This book contains more than thirty stories from New England and the Northeast about hidden riches, forgotten war loot, and sunken ship treasures. Marie Antoinette's $1 million necklace lies in the cold waters of the Pennichuck Brook just a few miles from downtown Nashua, New Hampshire. A steamboat, possibly the country's first one, still remains deep in Lake Morey near Fairlee, Vermont. A young woman discovers her great-grandfather's lost money in the chimney of his mysterious Massachusetts mansion. But was there more hidden in the bricks? From Revolutionary War and Civil War tales to a legend about a missing silver church bell, this lore, grown out of true accounts and actual histories, has propelled New England into one of the most fascinating regions for lost treasure.
This collection brings together 43 legends from Arkansas, Missouri, and Oklahoma - stories about fabulous mines abandoned by De Soto's soldiers; ingots carried partway across the Ozarks long ago, stashed in some moment of danger and never recovered; lodes of precious metal known only to local Indians; and thieves and murderers' plunder that still lies hidden underground.
Maybe it's because his mother was a teacher. Or maybe it's because he has spent most of his life in classrooms - as a wide-eyed first grader, a naive college student, a seminarian, and now as a visiting writer in residencies across the country. There's something about school that infuses the work of Donald Davis and he has collected his all-time favorite school stories in the book.

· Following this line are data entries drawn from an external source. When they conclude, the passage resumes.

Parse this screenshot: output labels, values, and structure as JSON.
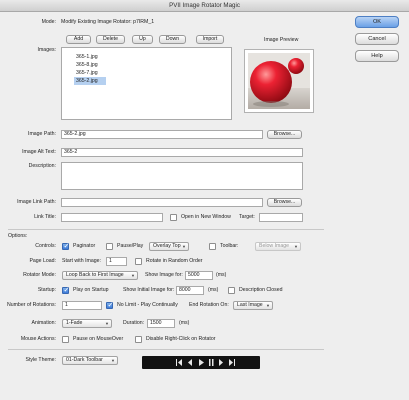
{
  "window": {
    "title": "PVII Image Rotator Magic"
  },
  "mode": {
    "label": "Mode:",
    "value": "Modify Existing Image Rotator: p7IRM_1"
  },
  "side_buttons": {
    "ok": "OK",
    "cancel": "Cancel",
    "help": "Help"
  },
  "images": {
    "label": "Images:",
    "toolbar": {
      "add": "Add",
      "delete": "Delete",
      "up": "Up",
      "down": "Down",
      "import": "Import"
    },
    "items": [
      "365-1.jpg",
      "365-8.jpg",
      "365-7.jpg",
      "365-2.jpg"
    ],
    "selected_index": 3
  },
  "preview": {
    "label": "Image Preview"
  },
  "image_path": {
    "label": "Image Path:",
    "value": "365-2.jpg",
    "browse": "Browse..."
  },
  "alt_text": {
    "label": "Image Alt Text:",
    "value": "365-2"
  },
  "description": {
    "label": "Description:",
    "value": ""
  },
  "link_path": {
    "label": "Image Link Path:",
    "value": "",
    "browse": "Browse..."
  },
  "link_title": {
    "label": "Link Title:",
    "value": "",
    "new_window": "Open in New Window",
    "target_label": "Target:",
    "target_value": ""
  },
  "options": {
    "heading": "Options:",
    "controls": {
      "label": "Controls:",
      "paginator": "Paginator",
      "pause_play": "Pause/Play",
      "overlay": "Overlay Top",
      "toolbar": "Toolbar:",
      "toolbar_position": "Below Image"
    },
    "page_load": {
      "label": "Page Load:",
      "start_with": "Start with Image:",
      "start_value": "1",
      "random": "Rotate in Random Order"
    },
    "rotator_mode": {
      "label": "Rotator Mode:",
      "value": "Loop Back to First Image",
      "show_for": "Show Image for:",
      "show_value": "5000",
      "unit": "(ms)"
    },
    "startup": {
      "label": "Startup:",
      "play_on_startup": "Play on Startup",
      "initial_for": "Show Initial Image for:",
      "initial_value": "8000",
      "unit": "(ms)",
      "desc_closed": "Description Closed"
    },
    "rotations": {
      "label": "Number of Rotations:",
      "value": "1",
      "no_limit": "No Limit - Play Continually",
      "end_on": "End Rotation On:",
      "end_value": "Last Image"
    },
    "animation": {
      "label": "Animation:",
      "value": "1-Fade",
      "duration": "Duration:",
      "duration_value": "1500",
      "unit": "(ms)"
    },
    "mouse": {
      "label": "Mouse Actions:",
      "pause": "Pause on MouseOver",
      "disable_right": "Disable Right-Click on Rotator"
    },
    "style": {
      "label": "Style Theme:",
      "value": "01-Dark Toolbar"
    }
  },
  "checkbox_states": {
    "paginator": true,
    "pause_play": false,
    "toolbar": false,
    "random": false,
    "play_on_startup": true,
    "desc_closed": false,
    "no_limit": true,
    "pause_mouseover": false,
    "disable_right": false,
    "new_window": false
  },
  "colors": {
    "list_selection": "#b5d0f0",
    "preview_red": "#e8182b",
    "toolbar_dark": "#121212"
  }
}
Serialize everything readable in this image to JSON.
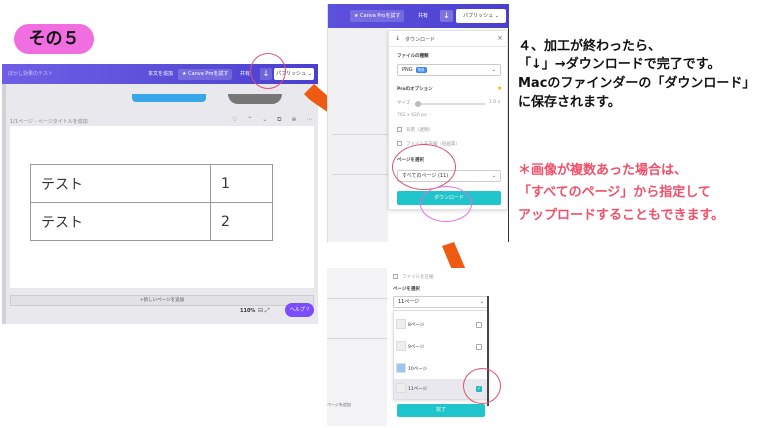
{
  "badge": {
    "label": "その５"
  },
  "left_shot": {
    "topbar": {
      "ghost_text": "ぼかし効果のテスト",
      "trial_label": "本文を追加",
      "pro_label": "★ Canva Proを試す",
      "share_label": "共有",
      "download_icon": "↓",
      "publish_label": "パブリッシュ ⌄"
    },
    "page_label": "1/1ページ - ページタイトルを追加",
    "page_icons": "♡ ⌃ ⌄ ⧉ ⊕ ⋯",
    "table": [
      [
        "テスト",
        "1"
      ],
      [
        "テスト",
        "2"
      ]
    ],
    "add_page": "+新しいページを追加",
    "zoom": "110%",
    "zoom_icons": "⊟ ⤢",
    "help": "ヘルプ ?"
  },
  "mid_shot": {
    "topbar": {
      "pro_label": "★ Canva Proを試す",
      "share_label": "共有",
      "download_icon": "↓",
      "publish_label": "パブリッシュ ⌄"
    },
    "panel": {
      "title": "ダウンロード",
      "close": "×",
      "title_icon": "↓",
      "filetype_label": "ファイルの種類",
      "filetype_value": "PNG",
      "filetype_tag": "推奨",
      "pro_options": "Proのオプション",
      "star": "★",
      "size_label": "サイズ",
      "size_value": "1.0 x",
      "dimensions": "762 x 420 px",
      "option1": "背景（透明）",
      "option2": "ファイルを圧縮（低画質）",
      "page_select_label": "ページを選択",
      "page_select_value": "すべてのページ (11)",
      "download_button": "ダウンロード"
    }
  },
  "bottom_shot": {
    "compress_option": "ファイルを圧縮",
    "page_select_label": "ページを選択",
    "page_select_value": "11ページ",
    "pages": [
      {
        "label": "8ページ",
        "checked": false
      },
      {
        "label": "9ページ",
        "checked": false
      },
      {
        "label": "10ページ",
        "checked": false
      },
      {
        "label": "11ページ",
        "checked": true
      }
    ],
    "add_page": "ページを追加",
    "done_button": "完了"
  },
  "instructions": {
    "line1": "４、加工が終わったら、",
    "line2": "「↓」→ダウンロードで完了です。",
    "line3": "Macのファインダーの「ダウンロード」",
    "line4": "に保存されます。"
  },
  "note": {
    "line1": "＊画像が複数あった場合は、",
    "line2": "「すべてのページ」から指定して",
    "line3": "アップロードすることもできます。"
  },
  "colors": {
    "accent_pink": "#f06ee0",
    "note_red": "#f0506a",
    "arrow_orange": "#ee5a10",
    "canva_purple": "#5a4ed8",
    "canva_teal": "#20c4cb"
  }
}
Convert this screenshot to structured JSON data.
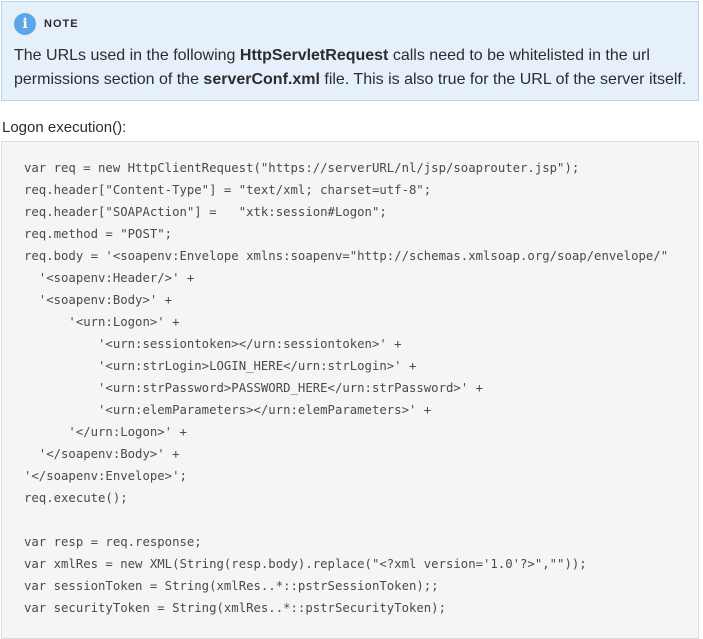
{
  "note": {
    "icon": "info-icon",
    "icon_glyph": "i",
    "label": "NOTE",
    "text_part1": "The URLs used in the following ",
    "bold1": "HttpServletRequest",
    "text_part2": " calls need to be whitelisted in the url permissions section of the ",
    "bold2": "serverConf.xml",
    "text_part3": " file. This is also true for the URL of the server itself."
  },
  "caption": "Logon execution():",
  "code_lines": [
    "var req = new HttpClientRequest(\"https://serverURL/nl/jsp/soaprouter.jsp\");",
    "req.header[\"Content-Type\"] = \"text/xml; charset=utf-8\";",
    "req.header[\"SOAPAction\"] =   \"xtk:session#Logon\";",
    "req.method = \"POST\";",
    "req.body = '<soapenv:Envelope xmlns:soapenv=\"http://schemas.xmlsoap.org/soap/envelope/\"",
    "  '<soapenv:Header/>' +",
    "  '<soapenv:Body>' +",
    "      '<urn:Logon>' +",
    "          '<urn:sessiontoken></urn:sessiontoken>' +",
    "          '<urn:strLogin>LOGIN_HERE</urn:strLogin>' +",
    "          '<urn:strPassword>PASSWORD_HERE</urn:strPassword>' +",
    "          '<urn:elemParameters></urn:elemParameters>' +",
    "      '</urn:Logon>' +",
    "  '</soapenv:Body>' +",
    "'</soapenv:Envelope>';",
    "req.execute();",
    "",
    "var resp = req.response;",
    "var xmlRes = new XML(String(resp.body).replace(\"<?xml version='1.0'?>\",\"\"));",
    "var sessionToken = String(xmlRes..*::pstrSessionToken);;",
    "var securityToken = String(xmlRes..*::pstrSecurityToken);"
  ]
}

Whether we're traveling around the world with Miss Daisy, the fourth grade teacher who was integrating arithmetic, geography and English before the term whole language ever surfaced; or watching in awe as a classmate conjugates malaprops in Miss Vergilius Darwin's Latin class; or driving a school bus and learning about segregation - we experience flashes of recognition in moments that transcend Donald Davis's childhood stories.
Bubbling with beautiful princesses, dragon-slaying underdogs, and crafty tricksters, these Franco-American stories explore a heritage that has become known as "a quiet presence". Co-authors, Parent and Olivier recount the lutin's tricks on farmers, the Jack-like adventures of Ti-Jean, Pierre and his modern-day chainsaw, a beautiful princess conquering an evil witch, and family stories passed down from generation to generation. Meet Michael's grandfather, Honor Fournier, who spoiled his grandchildren with kindly generosity, and Alexis Lacasse, Julien's grandfather, who didn't let a prank stop him from arriving to dinner on time. Life in Franco-American families revolved around two entities: family and church. The authors address these two important aspects and how they have influenced their stories. Olivier and Parent inherited their families' love of stories and continue that legacy by sharing their ancestry and heritage in this charming book.